I got to spend good time with the Syrian youth mentors. Most of them fled from Daara in Syria. Their school and futures were cut short and many are still separated from their families. One of them is waiting to get married to his fiancee, who remains in Syria. I look forward to getting to know these amazing volunteers more over the next month.
The energy of these Syrian mentors and the child beneficiaries is obvious. Kids are reading, running, playing, and the refugees and Questscope staff are like family. Most of the Syrian mentors greet me with smiles, open arms and are very warm, not once talking about the war that has brought them here, and only talking about how beautiful Syria is.
Today was important as it was the first time I could meet the staff in person and build trust in this project. My Arabic is quite weak and unfortunatley I need a translator, but with time this will not be needed. I was able to present the project to everyone and get their feedback, after which we set up a concrete schedule to perform the workshops. I explained that I am not here to teach or preach or take pictures and runway. I conveyed that I am here to learn from them and work with them to unlock the power of creativity, hope, and perseverance. Communications and art are like roads, I told them. They help deliver what is in our hearts and open up reflection for what is around us and how to make things better. From this creativity can come open new windows for confidence, innovative solutions and new ways to tackle challenges. I stressed that the first rule of the project is to make mistakes. Mistakes are essential for fostering an environment of fearlessly pursuing creative ideas.
The Syrian mentors and counselors were excited and we agreed that I would perform the workshops 4 days each week for two hours each day. Boys and girls will have to be in separate groups but at the least the girls will be able to participate. I was concerned they would be barred from doing so. I will also make it a point to train the Syrian trainers–both male and female– in these workshops so that they too develop the skills and can carry on the workshops after I leave. This project won’t work without their ownership. The video cameras and equipment I purchased–thanks to funds from the German government–will be left with the refugees and Questscope.
So, good news is the project has the buy-in and clearance of Syrian youth coordinators and the Questscope NGO in Zaatari. There is no real bad news other than my concern on how this project will be received by the Syrian youth and their families. Cultural traditions and social tensions may threaten the success of the workshops. Time will tell. One thing is for sure: the Syrians I met with today are resilient, smiling and eager to learn and rise above the trauma and tragedy that is keeping them from their families, homes and normal lives.
In a place born from fresh tragedies, there are pockets of human resilience and enduring compassion. Let’s see how the project goes.
I am two days away from departing to Jordan to begin my arts diplomacy workshops for Syrian refugee youth.

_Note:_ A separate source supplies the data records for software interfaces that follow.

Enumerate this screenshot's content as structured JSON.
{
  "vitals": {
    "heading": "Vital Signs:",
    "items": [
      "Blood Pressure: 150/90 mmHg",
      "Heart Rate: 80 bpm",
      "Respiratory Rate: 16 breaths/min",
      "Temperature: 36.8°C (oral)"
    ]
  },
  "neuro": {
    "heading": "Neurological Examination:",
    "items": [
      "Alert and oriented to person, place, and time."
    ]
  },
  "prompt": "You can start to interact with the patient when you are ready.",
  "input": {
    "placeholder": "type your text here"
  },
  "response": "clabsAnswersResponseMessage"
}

It is crunch time and I feel like I am running in the dark. I still have not secured a place to live nor do I know how I am getting around. I do know that transportation in Jordan will be expensive. I have secured clearance to work with youth in the Zatari refugee camp and also with an NGO in Zarqa. As is the case with the Middle East, I cannot define a clear work schedule until I am there in person with the staff and partners. This is a bit scary as I am flying in Sunday and I will need to move fast in order to implement this project in the 40 day timeline. Off into the great unknown.
Other than those worries, I have purchased most of the equipment for the workshops. All of this equipment will be donated to the refugee youth so that they can continue learning and creating. For $1,000 I got two camcorders, 2 digital cameras, an instant camera, SD cards, and other things. There is still more to buy before I leave Sunday. Pressure is on!!